* _Task_
Which lines below contain "food"? Pull them out.

___ Data in this exercise

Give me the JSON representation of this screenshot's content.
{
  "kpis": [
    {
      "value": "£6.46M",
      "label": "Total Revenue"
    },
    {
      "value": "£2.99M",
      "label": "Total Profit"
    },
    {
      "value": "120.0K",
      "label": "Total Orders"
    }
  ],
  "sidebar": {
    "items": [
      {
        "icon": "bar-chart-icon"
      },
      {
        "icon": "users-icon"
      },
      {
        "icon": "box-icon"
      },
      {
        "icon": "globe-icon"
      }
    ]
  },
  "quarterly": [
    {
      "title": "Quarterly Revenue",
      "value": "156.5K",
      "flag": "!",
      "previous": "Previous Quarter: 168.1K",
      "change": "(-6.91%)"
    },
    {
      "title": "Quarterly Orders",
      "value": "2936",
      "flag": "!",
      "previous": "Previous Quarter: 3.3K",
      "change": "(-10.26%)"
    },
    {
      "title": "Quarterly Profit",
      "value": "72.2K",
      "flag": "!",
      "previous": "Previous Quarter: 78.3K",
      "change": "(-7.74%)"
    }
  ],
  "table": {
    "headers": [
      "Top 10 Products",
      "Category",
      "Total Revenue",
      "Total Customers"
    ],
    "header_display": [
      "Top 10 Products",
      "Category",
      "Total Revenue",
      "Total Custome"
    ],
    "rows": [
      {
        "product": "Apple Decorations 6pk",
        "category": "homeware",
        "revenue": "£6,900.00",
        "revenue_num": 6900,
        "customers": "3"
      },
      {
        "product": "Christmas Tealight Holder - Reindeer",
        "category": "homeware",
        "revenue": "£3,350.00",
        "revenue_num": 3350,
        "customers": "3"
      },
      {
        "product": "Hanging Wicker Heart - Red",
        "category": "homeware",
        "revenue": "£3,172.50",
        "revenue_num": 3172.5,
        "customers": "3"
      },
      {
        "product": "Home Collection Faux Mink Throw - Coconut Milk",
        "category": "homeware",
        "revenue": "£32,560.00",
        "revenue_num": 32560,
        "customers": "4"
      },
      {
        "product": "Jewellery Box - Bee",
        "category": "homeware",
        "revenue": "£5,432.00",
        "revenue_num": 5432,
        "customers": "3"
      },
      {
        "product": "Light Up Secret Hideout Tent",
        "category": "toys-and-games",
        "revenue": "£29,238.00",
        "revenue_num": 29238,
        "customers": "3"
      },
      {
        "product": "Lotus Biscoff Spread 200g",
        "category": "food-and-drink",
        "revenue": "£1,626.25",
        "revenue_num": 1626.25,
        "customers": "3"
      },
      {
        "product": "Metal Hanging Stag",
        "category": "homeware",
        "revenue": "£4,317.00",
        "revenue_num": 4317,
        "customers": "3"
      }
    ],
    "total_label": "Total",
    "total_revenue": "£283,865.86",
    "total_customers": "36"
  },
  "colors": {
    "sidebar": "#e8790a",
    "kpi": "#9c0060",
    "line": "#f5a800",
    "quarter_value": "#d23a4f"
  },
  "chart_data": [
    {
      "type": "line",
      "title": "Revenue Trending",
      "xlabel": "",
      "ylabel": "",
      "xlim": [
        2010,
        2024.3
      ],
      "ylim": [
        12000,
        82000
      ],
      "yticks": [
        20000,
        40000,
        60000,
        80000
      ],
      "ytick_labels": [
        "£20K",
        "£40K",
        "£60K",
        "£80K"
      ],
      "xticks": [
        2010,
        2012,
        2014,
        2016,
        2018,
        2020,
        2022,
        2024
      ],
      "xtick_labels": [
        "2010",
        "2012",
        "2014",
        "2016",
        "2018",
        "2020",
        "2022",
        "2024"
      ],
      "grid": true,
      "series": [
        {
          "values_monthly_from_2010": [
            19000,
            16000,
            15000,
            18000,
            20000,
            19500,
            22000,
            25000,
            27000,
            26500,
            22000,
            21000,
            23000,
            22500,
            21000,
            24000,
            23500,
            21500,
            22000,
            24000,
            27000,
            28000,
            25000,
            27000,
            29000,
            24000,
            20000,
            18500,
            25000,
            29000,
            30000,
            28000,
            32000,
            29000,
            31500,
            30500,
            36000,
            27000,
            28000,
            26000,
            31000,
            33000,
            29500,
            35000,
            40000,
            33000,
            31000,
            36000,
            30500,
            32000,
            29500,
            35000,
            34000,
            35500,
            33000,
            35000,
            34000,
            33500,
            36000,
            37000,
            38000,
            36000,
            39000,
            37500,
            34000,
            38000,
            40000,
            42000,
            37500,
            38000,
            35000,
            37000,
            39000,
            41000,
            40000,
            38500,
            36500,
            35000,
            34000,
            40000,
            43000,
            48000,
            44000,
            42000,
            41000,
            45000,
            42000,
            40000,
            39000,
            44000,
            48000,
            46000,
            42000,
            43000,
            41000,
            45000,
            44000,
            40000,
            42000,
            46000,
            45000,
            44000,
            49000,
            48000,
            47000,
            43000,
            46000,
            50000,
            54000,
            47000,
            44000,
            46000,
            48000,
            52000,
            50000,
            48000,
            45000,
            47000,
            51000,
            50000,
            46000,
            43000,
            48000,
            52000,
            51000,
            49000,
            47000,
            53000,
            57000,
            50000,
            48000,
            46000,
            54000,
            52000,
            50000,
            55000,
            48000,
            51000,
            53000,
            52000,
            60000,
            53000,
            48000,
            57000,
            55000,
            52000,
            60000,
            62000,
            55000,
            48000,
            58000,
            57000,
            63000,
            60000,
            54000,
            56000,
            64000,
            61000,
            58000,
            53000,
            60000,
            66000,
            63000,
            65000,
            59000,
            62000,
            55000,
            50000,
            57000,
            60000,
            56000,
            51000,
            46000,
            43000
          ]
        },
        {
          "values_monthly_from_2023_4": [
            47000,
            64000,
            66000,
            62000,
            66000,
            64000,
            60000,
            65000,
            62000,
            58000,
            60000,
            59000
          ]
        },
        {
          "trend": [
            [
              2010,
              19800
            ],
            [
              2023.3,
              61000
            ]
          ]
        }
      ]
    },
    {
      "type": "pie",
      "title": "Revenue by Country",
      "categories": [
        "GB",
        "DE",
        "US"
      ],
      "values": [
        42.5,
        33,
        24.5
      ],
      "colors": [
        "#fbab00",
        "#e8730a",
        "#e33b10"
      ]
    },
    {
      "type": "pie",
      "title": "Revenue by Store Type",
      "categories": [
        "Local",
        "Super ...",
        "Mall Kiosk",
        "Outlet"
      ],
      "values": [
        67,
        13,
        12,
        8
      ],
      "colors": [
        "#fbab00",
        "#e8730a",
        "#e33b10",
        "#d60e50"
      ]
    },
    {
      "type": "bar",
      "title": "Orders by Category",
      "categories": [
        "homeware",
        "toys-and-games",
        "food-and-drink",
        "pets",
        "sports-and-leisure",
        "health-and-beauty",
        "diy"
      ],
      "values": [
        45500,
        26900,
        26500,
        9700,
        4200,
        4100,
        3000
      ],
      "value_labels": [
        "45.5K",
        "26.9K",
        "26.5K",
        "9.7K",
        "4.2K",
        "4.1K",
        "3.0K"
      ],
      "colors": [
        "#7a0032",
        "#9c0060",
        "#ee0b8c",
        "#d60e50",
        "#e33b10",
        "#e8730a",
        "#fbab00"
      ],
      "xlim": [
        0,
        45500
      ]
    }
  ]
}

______

* _Your response_
        "category": "food-and-drink",
        "food-and-drink",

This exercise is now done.